Trump administration proposes big budget increase for Pentagon. The Trump administration announced on Monday it is requesting $686 billion in defense spending for FY 2019, the highest military budget request since 2011. (Luis Martinez and Elizabeth McLaughlin)

Trump proposes deep cuts in State Department budget. The Trump administration’s proposed budget for the State Department that was rolled out Monday has two things in common with last year’s proposal: It calls for a one-third cut to the agency and the U.S. Agency for International Diplomacy — and it’s being dismissed already. (Conor Finnegan)
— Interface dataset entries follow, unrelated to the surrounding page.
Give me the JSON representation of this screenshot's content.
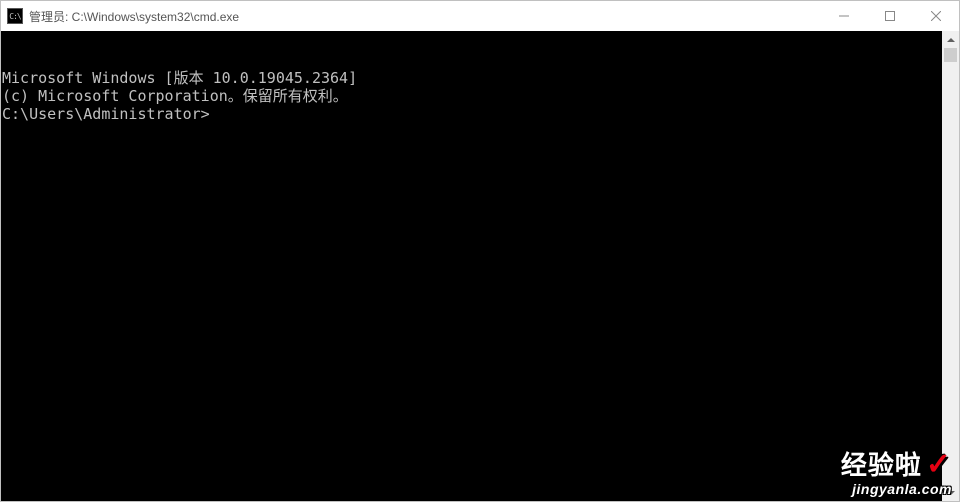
{
  "titlebar": {
    "icon_label": "C:\\",
    "text": "管理员: C:\\Windows\\system32\\cmd.exe"
  },
  "controls": {
    "minimize": "minimize",
    "maximize": "maximize",
    "close": "close"
  },
  "console": {
    "line1": "Microsoft Windows [版本 10.0.19045.2364]",
    "line2": "(c) Microsoft Corporation。保留所有权利。",
    "blank": "",
    "prompt": "C:\\Users\\Administrator>"
  },
  "watermark": {
    "brand": "经验啦",
    "check": "✓",
    "url": "jingyanla.com"
  }
}
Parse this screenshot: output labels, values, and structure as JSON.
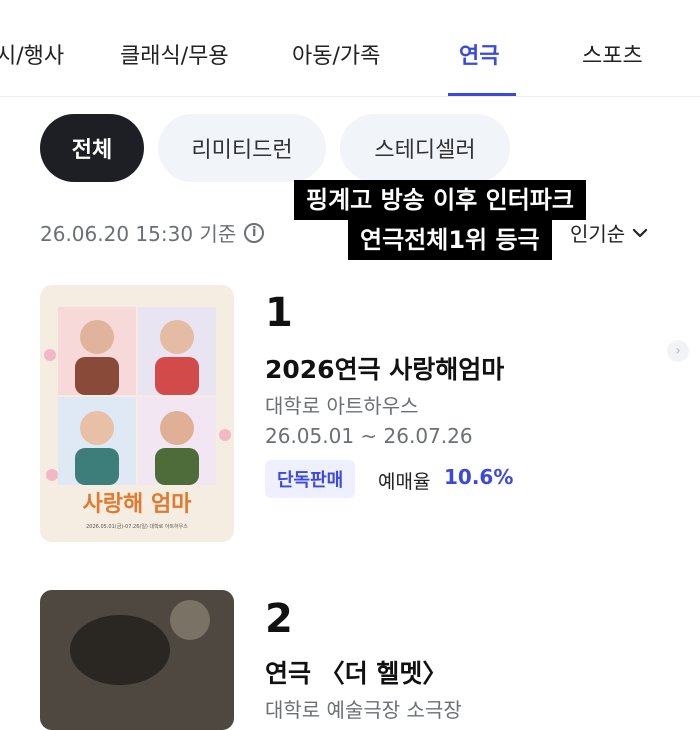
{
  "tabs": [
    {
      "label": "시/행사"
    },
    {
      "label": "클래식/무용"
    },
    {
      "label": "아동/가족"
    },
    {
      "label": "연극"
    },
    {
      "label": "스포츠"
    }
  ],
  "active_tab": "연극",
  "accent_color": "#3b49df",
  "filters": [
    {
      "label": "전체"
    },
    {
      "label": "리미티드런"
    },
    {
      "label": "스테디셀러"
    }
  ],
  "active_filter": "전체",
  "timestamp": "26.06.20 15:30 기준",
  "info_icon": "i",
  "sort": {
    "label": "인기순",
    "icon": "chevron-down"
  },
  "caption": {
    "line1": "핑계고 방송 이후 인터파크",
    "line2": "연극전체1위 등극"
  },
  "items": [
    {
      "rank": "1",
      "title": "2026연극 사랑해엄마",
      "venue": "대학로 아트하우스",
      "period": "26.05.01 ~ 26.07.26",
      "badge": "단독판매",
      "rate_label": "예매율",
      "rate_value": "10.6%",
      "poster_title": "사랑해 엄마",
      "poster_dates": "2026.05.01(금)-07.26(일) 대학로 아트하우스"
    },
    {
      "rank": "2",
      "title": "연극 〈더 헬멧〉",
      "venue": "대학로 예술극장 소극장"
    }
  ]
}
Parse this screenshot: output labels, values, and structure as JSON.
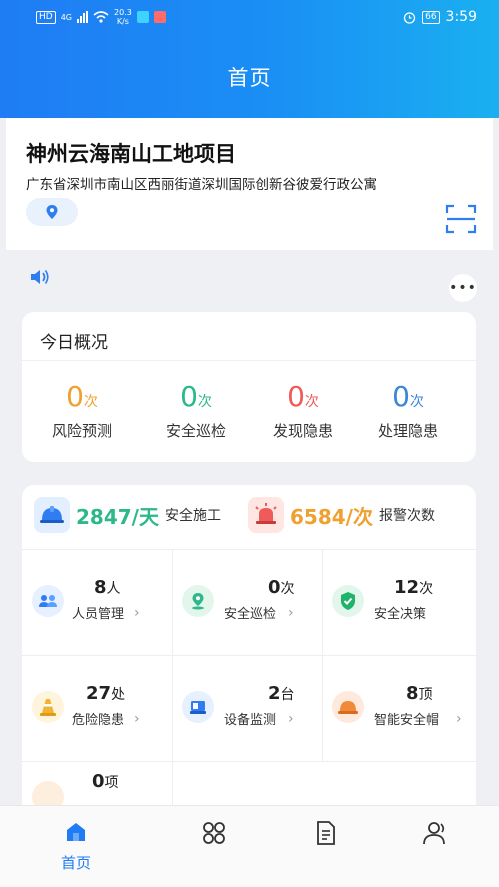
{
  "status_bar": {
    "hd": "HD",
    "network": "4G",
    "speed_value": "20.3",
    "speed_unit": "K/s",
    "battery": "66",
    "time": "3:59"
  },
  "header": {
    "title": "首页"
  },
  "project": {
    "name": "神州云海南山工地项目",
    "address": "广东省深圳市南山区西丽街道深圳国际创新谷彼爱行政公寓"
  },
  "today": {
    "title": "今日概况",
    "stats": [
      {
        "value": "0",
        "unit": "次",
        "label": "风险预测",
        "color": "#f0a030"
      },
      {
        "value": "0",
        "unit": "次",
        "label": "安全巡检",
        "color": "#2cb88a"
      },
      {
        "value": "0",
        "unit": "次",
        "label": "发现隐患",
        "color": "#f05a5a"
      },
      {
        "value": "0",
        "unit": "次",
        "label": "处理隐患",
        "color": "#3a86d8"
      }
    ]
  },
  "summary": [
    {
      "value": "2847/天",
      "label": "安全施工",
      "color": "#2cb88a",
      "icon": "helmet-icon"
    },
    {
      "value": "6584/次",
      "label": "报警次数",
      "color": "#f0a030",
      "icon": "alarm-icon"
    }
  ],
  "modules": [
    {
      "value": "8",
      "unit": "人",
      "label": "人员管理",
      "icon": "people-icon",
      "icon_bg": "#e6f0ff",
      "icon_color": "#2f7df0"
    },
    {
      "value": "0",
      "unit": "次",
      "label": "安全巡检",
      "icon": "location-icon",
      "icon_bg": "#e2f6ec",
      "icon_color": "#2cb88a"
    },
    {
      "value": "12",
      "unit": "次",
      "label": "安全决策",
      "icon": "shield-icon",
      "icon_bg": "#e2f6ec",
      "icon_color": "#1fb36b"
    },
    {
      "value": "27",
      "unit": "处",
      "label": "危险隐患",
      "icon": "cone-icon",
      "icon_bg": "#fff4dc",
      "icon_color": "#f2b233"
    },
    {
      "value": "2",
      "unit": "台",
      "label": "设备监测",
      "icon": "equipment-icon",
      "icon_bg": "#e6f0ff",
      "icon_color": "#2f7df0"
    },
    {
      "value": "8",
      "unit": "顶",
      "label": "智能安全帽",
      "icon": "hardhat-icon",
      "icon_bg": "#ffe9dc",
      "icon_color": "#f08a3a"
    },
    {
      "value": "0",
      "unit": "项",
      "label": "",
      "icon": "partial-icon",
      "icon_bg": "#fdeedd",
      "icon_color": "#f08a3a"
    }
  ],
  "nav": [
    {
      "label": "首页",
      "icon": "home-icon",
      "active": true
    },
    {
      "label": "",
      "icon": "apps-icon",
      "active": false
    },
    {
      "label": "",
      "icon": "document-icon",
      "active": false
    },
    {
      "label": "",
      "icon": "user-icon",
      "active": false
    }
  ],
  "colors": {
    "brand": "#1f7cf4",
    "accent_green": "#2cb88a",
    "accent_orange": "#f0a030",
    "accent_red": "#f05a5a"
  }
}
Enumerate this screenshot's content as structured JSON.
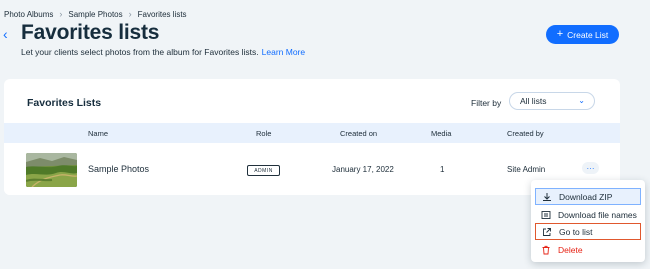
{
  "breadcrumb": [
    "Photo Albums",
    "Sample Photos",
    "Favorites lists"
  ],
  "header": {
    "title": "Favorites lists",
    "subtitle": "Let your clients select photos from the album for Favorites lists.",
    "learn_more": "Learn More",
    "create_button": "Create List"
  },
  "card": {
    "title": "Favorites Lists",
    "filter_label": "Filter by",
    "filter_value": "All lists"
  },
  "table": {
    "columns": [
      "Name",
      "Role",
      "Created on",
      "Media",
      "Created by"
    ],
    "rows": [
      {
        "name": "Sample Photos",
        "role": "ADMIN",
        "created_on": "January 17, 2022",
        "media": "1",
        "created_by": "Site Admin",
        "more": "···"
      }
    ]
  },
  "menu": {
    "items": [
      {
        "label": "Download ZIP",
        "icon": "download-icon"
      },
      {
        "label": "Download file names",
        "icon": "list-icon"
      },
      {
        "label": "Go to list",
        "icon": "external-link-icon"
      },
      {
        "label": "Delete",
        "icon": "trash-icon"
      }
    ]
  },
  "colors": {
    "accent": "#116dff",
    "background": "#f0f4f7",
    "table_header": "#e8f1fd",
    "highlight_border": "#e0582e",
    "danger": "#e62214"
  }
}
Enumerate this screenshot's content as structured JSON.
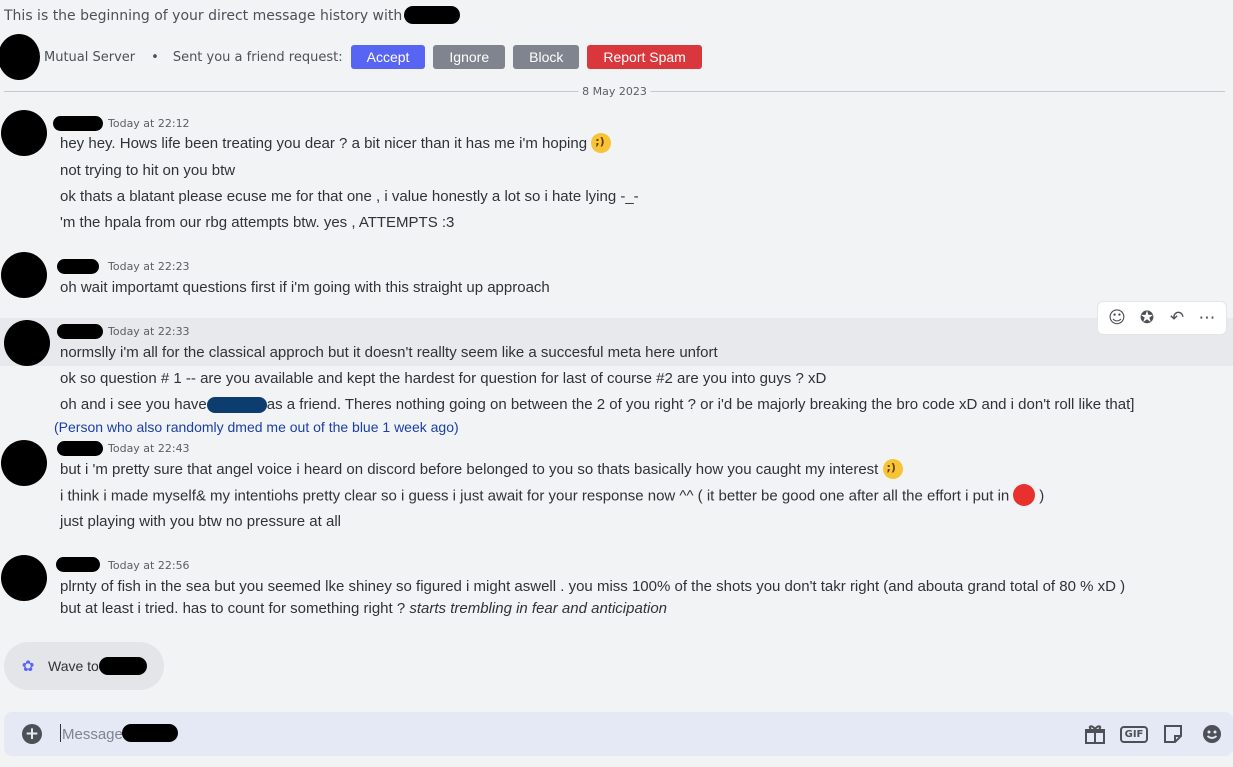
{
  "intro": {
    "text": "This is the beginning of your direct message history with"
  },
  "friend_request": {
    "mutual_label": "Mutual Server",
    "separator": "•",
    "request_label": "Sent you a friend request:",
    "accept_label": "Accept",
    "ignore_label": "Ignore",
    "block_label": "Block",
    "spam_label": "Report Spam"
  },
  "divider": {
    "date": "8 May 2023"
  },
  "groups": [
    {
      "timestamp": "Today at 22:12",
      "lines": [
        "hey hey. Hows life been treating you dear ? a bit nicer than it has me i'm hoping",
        "not trying to hit on you btw",
        "ok thats a blatant please ecuse me for that one , i value honestly a lot so i hate lying  -_-",
        "'m the hpala from our rbg attempts btw. yes , ATTEMPTS :3"
      ]
    },
    {
      "timestamp": "Today at 22:23",
      "lines": [
        "oh wait importamt questions first if i'm going with this straight up approach"
      ]
    },
    {
      "timestamp": "Today at 22:33",
      "lines": [
        "normslly i'm all for the classical approch but it    doesn't reallty seem      like a succesful meta here unfort",
        "ok so question # 1 -- are you available  and kept the hardest for question for last of course        #2 are you into guys ? xD",
        "oh and i see you have",
        "as a friend. Theres nothing going on between the 2 of you right ? or i'd be majorly breaking the bro code xD and i don't roll like that]"
      ],
      "note": "(Person who also randomly dmed me out of the blue 1 week ago)"
    },
    {
      "timestamp": "Today at 22:43",
      "lines": [
        "but i 'm pretty sure that angel voice i heard on discord before belonged to you so thats basically how you caught my interest",
        "i think i made myself& my intentiohs pretty clear so i guess i just await for your response now      ^^  ( it better be good one after all the effort i put in",
        ")",
        "just playing with you btw no pressure at all"
      ]
    },
    {
      "timestamp": "Today at 22:56",
      "lines": [
        "plrnty of fish in the sea but you seemed lke shiney so  figured i might aswell  . you miss 100% of the shots you don't takr right (and abouta  grand total of 80 % xD )",
        "but at least i  tried. has to count for something right  ?",
        "starts trembling in fear and anticipation"
      ]
    }
  ],
  "wave": {
    "label": "Wave to"
  },
  "composer": {
    "placeholder": "Message"
  },
  "icons": {
    "toolbar": [
      "add-reaction-icon",
      "super-reaction-icon",
      "reply-icon",
      "more-icon"
    ],
    "composer": [
      "plus-icon",
      "gift-icon",
      "gif-icon",
      "sticker-icon",
      "emoji-icon"
    ]
  },
  "colors": {
    "accent": "#5865f2",
    "danger": "#da373c",
    "secondary": "#80848e",
    "background": "#f2f3f5"
  }
}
Rob Porter told White House senior staff ex-wife’s black eye was accidental: Sources. Hours after allegations of domestic abuse came to light, former White House Staff Secretary Rob Porter sought to downplay the narrative, instead offering stories of household mishaps and minor squabbles to explain the women’s wounds, two sources with knowledge of his account told ABC News. (Tara Palmeri)

Trump plan calls for $1.5 trillion in ‘investment’ to fix nation’s infrastructure. President Donald Trump unveiled his plan to fix the nation’s infrastructure Monday, outlining a strategy he says will spark “new investment” to solve the problem, but Democrats call the proposal insufficient. (Alexander Mallin and Jordyn Phelps)

Free-for-all Senate immigration debate kicked off Monday. In a rare move, the Senate launched an unusual process late Monday afternoon to debate a legislative fix for the hundreds of thousands of so-called Dreamers who could face deportation come March 5. (Mariam Khan)

Former Trump staffer Omarosa claims ‘we would be begging’ for Trump back if Mike Pence became president. “He’s extreme,” she said. “I’m Christian, I love Jesus, but he thinks Jesus tells him to say things.” (Matt Seyler)

Donald Trump Jr.’s wife taken to hospital after getting letter with white powder, police say. Vanessa Trump, 40, was examined at New York-Presbyterian Weill Cornell Medical Center as a precaution, police said. (Aaron Katersky and Bill Hutchinson)

Obama portraits unveiled Monday break with tradition. The artists, both in their 40s, are the first African Americans to paint official portraits for the museum and both have dedicated their careers to showcasing people of color in unique ways. (Cheyenne Haslett)

FiveThirtyEight reports on the seven governorships Republicans have a chance of taking from Democratic incumbents this year, weighing the likelihood in each state.

The Note is a daily ABC News feature that highlights the key political moments of the day ahead. Please check back tomorrow for the latest.